The problem => For this task, every record below must be reproduced exactly.

----- Extracted data -----

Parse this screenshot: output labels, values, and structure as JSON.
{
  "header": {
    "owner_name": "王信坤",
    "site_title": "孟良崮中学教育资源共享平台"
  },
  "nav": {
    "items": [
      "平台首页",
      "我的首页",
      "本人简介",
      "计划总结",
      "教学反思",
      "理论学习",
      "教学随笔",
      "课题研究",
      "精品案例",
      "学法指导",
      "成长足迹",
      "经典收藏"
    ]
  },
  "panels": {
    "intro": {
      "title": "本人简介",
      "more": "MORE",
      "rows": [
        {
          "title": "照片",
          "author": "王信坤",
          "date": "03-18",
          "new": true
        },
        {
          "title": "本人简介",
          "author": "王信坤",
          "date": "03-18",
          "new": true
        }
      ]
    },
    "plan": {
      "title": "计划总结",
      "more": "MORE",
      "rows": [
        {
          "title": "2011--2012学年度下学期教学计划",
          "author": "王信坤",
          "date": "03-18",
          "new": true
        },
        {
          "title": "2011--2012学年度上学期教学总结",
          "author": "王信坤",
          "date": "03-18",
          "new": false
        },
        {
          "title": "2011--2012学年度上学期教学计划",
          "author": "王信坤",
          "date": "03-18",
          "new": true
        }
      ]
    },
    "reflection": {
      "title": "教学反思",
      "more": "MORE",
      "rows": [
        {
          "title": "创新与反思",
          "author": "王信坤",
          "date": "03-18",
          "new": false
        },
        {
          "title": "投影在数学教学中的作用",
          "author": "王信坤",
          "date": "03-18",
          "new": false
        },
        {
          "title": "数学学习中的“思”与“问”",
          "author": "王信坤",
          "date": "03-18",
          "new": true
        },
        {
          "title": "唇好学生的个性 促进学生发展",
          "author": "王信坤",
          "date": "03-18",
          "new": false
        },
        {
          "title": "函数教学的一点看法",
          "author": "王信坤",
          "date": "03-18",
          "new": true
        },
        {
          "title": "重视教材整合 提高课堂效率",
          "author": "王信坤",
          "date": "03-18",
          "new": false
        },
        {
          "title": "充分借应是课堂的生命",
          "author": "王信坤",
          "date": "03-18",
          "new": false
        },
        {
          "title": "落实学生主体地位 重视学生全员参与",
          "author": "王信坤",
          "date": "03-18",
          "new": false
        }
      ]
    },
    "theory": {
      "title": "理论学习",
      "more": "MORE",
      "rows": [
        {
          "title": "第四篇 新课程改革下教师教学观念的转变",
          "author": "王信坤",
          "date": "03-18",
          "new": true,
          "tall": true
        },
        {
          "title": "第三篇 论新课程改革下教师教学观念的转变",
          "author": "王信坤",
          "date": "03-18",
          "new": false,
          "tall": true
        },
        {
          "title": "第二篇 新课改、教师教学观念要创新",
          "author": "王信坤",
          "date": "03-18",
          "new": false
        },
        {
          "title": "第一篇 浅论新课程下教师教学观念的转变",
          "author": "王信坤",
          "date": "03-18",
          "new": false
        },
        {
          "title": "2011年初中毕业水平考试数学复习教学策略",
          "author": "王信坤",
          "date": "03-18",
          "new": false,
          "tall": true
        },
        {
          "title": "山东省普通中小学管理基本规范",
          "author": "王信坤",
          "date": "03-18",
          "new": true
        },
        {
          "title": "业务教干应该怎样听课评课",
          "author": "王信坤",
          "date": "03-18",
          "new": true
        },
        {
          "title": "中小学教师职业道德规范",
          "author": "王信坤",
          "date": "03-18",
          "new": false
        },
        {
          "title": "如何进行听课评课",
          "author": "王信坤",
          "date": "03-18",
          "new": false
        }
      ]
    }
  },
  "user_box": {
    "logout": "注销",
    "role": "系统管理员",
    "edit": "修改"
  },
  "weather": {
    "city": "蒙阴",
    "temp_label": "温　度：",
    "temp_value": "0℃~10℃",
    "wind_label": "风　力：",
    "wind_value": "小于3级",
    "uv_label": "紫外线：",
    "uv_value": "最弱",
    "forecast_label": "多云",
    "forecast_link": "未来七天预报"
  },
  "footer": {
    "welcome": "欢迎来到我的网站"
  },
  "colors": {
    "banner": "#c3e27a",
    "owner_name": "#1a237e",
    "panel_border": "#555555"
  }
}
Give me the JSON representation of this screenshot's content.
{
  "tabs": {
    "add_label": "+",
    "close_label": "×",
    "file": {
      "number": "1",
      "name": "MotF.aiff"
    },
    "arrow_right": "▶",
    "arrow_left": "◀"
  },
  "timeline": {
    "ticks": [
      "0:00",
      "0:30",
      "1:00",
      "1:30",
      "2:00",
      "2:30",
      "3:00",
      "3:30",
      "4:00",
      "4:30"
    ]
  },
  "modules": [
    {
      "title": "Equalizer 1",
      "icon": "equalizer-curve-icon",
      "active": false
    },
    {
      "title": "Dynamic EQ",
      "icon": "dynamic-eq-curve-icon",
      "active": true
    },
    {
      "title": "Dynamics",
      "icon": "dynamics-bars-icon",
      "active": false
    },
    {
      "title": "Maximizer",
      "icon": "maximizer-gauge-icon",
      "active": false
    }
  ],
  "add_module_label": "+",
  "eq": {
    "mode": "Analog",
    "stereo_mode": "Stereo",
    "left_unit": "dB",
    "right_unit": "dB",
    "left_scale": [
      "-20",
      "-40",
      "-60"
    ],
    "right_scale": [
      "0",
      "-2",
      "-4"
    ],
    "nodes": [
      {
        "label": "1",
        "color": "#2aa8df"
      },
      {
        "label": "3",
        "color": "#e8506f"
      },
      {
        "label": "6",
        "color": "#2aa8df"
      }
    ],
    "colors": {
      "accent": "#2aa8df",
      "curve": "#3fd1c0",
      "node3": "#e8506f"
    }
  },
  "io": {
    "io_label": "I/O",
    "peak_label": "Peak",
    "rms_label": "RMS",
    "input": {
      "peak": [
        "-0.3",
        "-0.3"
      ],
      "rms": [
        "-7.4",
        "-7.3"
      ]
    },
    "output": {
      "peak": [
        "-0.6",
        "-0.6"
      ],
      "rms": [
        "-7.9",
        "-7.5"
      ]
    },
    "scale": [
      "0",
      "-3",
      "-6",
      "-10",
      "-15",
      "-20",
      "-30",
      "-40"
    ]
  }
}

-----

Answer for this exercise =>
Parse this screenshot: output labels, values, and structure as JSON.
{
  "header": {
    "owner_name": "王信坤",
    "site_title": "孟良崮中学教育资源共享平台"
  },
  "nav": {
    "items": [
      "平台首页",
      "我的首页",
      "本人简介",
      "计划总结",
      "教学反思",
      "理论学习",
      "教学随笔",
      "课题研究",
      "精品案例",
      "学法指导",
      "成长足迹",
      "经典收藏"
    ]
  },
  "panels": {
    "intro": {
      "title": "本人简介",
      "more": "MORE",
      "rows": [
        {
          "title": "照片",
          "author": "王信坤",
          "date": "03-18",
          "new": true
        },
        {
          "title": "本人简介",
          "author": "王信坤",
          "date": "03-18",
          "new": true
        }
      ]
    },
    "plan": {
      "title": "计划总结",
      "more": "MORE",
      "rows": [
        {
          "title": "2011--2012学年度下学期教学计划",
          "author": "王信坤",
          "date": "03-18",
          "new": true
        },
        {
          "title": "2011--2012学年度上学期教学总结",
          "author": "王信坤",
          "date": "03-18",
          "new": false
        },
        {
          "title": "2011--2012学年度上学期教学计划",
          "author": "王信坤",
          "date": "03-18",
          "new": true
        }
      ]
    },
    "reflection": {
      "title": "教学反思",
      "more": "MORE",
      "rows": [
        {
          "title": "创新与反思",
          "author": "王信坤",
          "date": "03-18",
          "new": false
        },
        {
          "title": "投影在数学教学中的作用",
          "author": "王信坤",
          "date": "03-18",
          "new": false
        },
        {
          "title": "数学学习中的“思”与“问”",
          "author": "王信坤",
          "date": "03-18",
          "new": true
        },
        {
          "title": "唇好学生的个性 促进学生发展",
          "author": "王信坤",
          "date": "03-18",
          "new": false
        },
        {
          "title": "函数教学的一点看法",
          "author": "王信坤",
          "date": "03-18",
          "new": true
        },
        {
          "title": "重视教材整合 提高课堂效率",
          "author": "王信坤",
          "date": "03-18",
          "new": false
        },
        {
          "title": "充分借应是课堂的生命",
          "author": "王信坤",
          "date": "03-18",
          "new": false
        },
        {
          "title": "落实学生主体地位 重视学生全员参与",
          "author": "王信坤",
          "date": "03-18",
          "new": false
        }
      ]
    },
    "theory": {
      "title": "理论学习",
      "more": "MORE",
      "rows": [
        {
          "title": "第四篇 新课程改革下教师教学观念的转变",
          "author": "王信坤",
          "date": "03-18",
          "new": true,
          "tall": true
        },
        {
          "title": "第三篇 论新课程改革下教师教学观念的转变",
          "author": "王信坤",
          "date": "03-18",
          "new": false,
          "tall": true
        },
        {
          "title": "第二篇 新课改、教师教学观念要创新",
          "author": "王信坤",
          "date": "03-18",
          "new": false
        },
        {
          "title": "第一篇 浅论新课程下教师教学观念的转变",
          "author": "王信坤",
          "date": "03-18",
          "new": false
        },
        {
          "title": "2011年初中毕业水平考试数学复习教学策略",
          "author": "王信坤",
          "date": "03-18",
          "new": false,
          "tall": true
        },
        {
          "title": "山东省普通中小学管理基本规范",
          "author": "王信坤",
          "date": "03-18",
          "new": true
        },
        {
          "title": "业务教干应该怎样听课评课",
          "author": "王信坤",
          "date": "03-18",
          "new": true
        },
        {
          "title": "中小学教师职业道德规范",
          "author": "王信坤",
          "date": "03-18",
          "new": false
        },
        {
          "title": "如何进行听课评课",
          "author": "王信坤",
          "date": "03-18",
          "new": false
        }
      ]
    }
  },
  "user_box": {
    "logout": "注销",
    "role": "系统管理员",
    "edit": "修改"
  },
  "weather": {
    "city": "蒙阴",
    "temp_label": "温　度：",
    "temp_value": "0℃~10℃",
    "wind_label": "风　力：",
    "wind_value": "小于3级",
    "uv_label": "紫外线：",
    "uv_value": "最弱",
    "forecast_label": "多云",
    "forecast_link": "未来七天预报"
  },
  "footer": {
    "welcome": "欢迎来到我的网站"
  },
  "colors": {
    "banner": "#c3e27a",
    "owner_name": "#1a237e",
    "panel_border": "#555555"
  }
}
Give me the JSON representation of this screenshot's content.
{
  "tabs": {
    "add_label": "+",
    "close_label": "×",
    "file": {
      "number": "1",
      "name": "MotF.aiff"
    },
    "arrow_right": "▶",
    "arrow_left": "◀"
  },
  "timeline": {
    "ticks": [
      "0:00",
      "0:30",
      "1:00",
      "1:30",
      "2:00",
      "2:30",
      "3:00",
      "3:30",
      "4:00",
      "4:30"
    ]
  },
  "modules": [
    {
      "title": "Equalizer 1",
      "icon": "equalizer-curve-icon",
      "active": false
    },
    {
      "title": "Dynamic EQ",
      "icon": "dynamic-eq-curve-icon",
      "active": true
    },
    {
      "title": "Dynamics",
      "icon": "dynamics-bars-icon",
      "active": false
    },
    {
      "title": "Maximizer",
      "icon": "maximizer-gauge-icon",
      "active": false
    }
  ],
  "add_module_label": "+",
  "eq": {
    "mode": "Analog",
    "stereo_mode": "Stereo",
    "left_unit": "dB",
    "right_unit": "dB",
    "left_scale": [
      "-20",
      "-40",
      "-60"
    ],
    "right_scale": [
      "0",
      "-2",
      "-4"
    ],
    "nodes": [
      {
        "label": "1",
        "color": "#2aa8df"
      },
      {
        "label": "3",
        "color": "#e8506f"
      },
      {
        "label": "6",
        "color": "#2aa8df"
      }
    ],
    "colors": {
      "accent": "#2aa8df",
      "curve": "#3fd1c0",
      "node3": "#e8506f"
    }
  },
  "io": {
    "io_label": "I/O",
    "peak_label": "Peak",
    "rms_label": "RMS",
    "input": {
      "peak": [
        "-0.3",
        "-0.3"
      ],
      "rms": [
        "-7.4",
        "-7.3"
      ]
    },
    "output": {
      "peak": [
        "-0.6",
        "-0.6"
      ],
      "rms": [
        "-7.9",
        "-7.5"
      ]
    },
    "scale": [
      "0",
      "-3",
      "-6",
      "-10",
      "-15",
      "-20",
      "-30",
      "-40"
    ]
  }
}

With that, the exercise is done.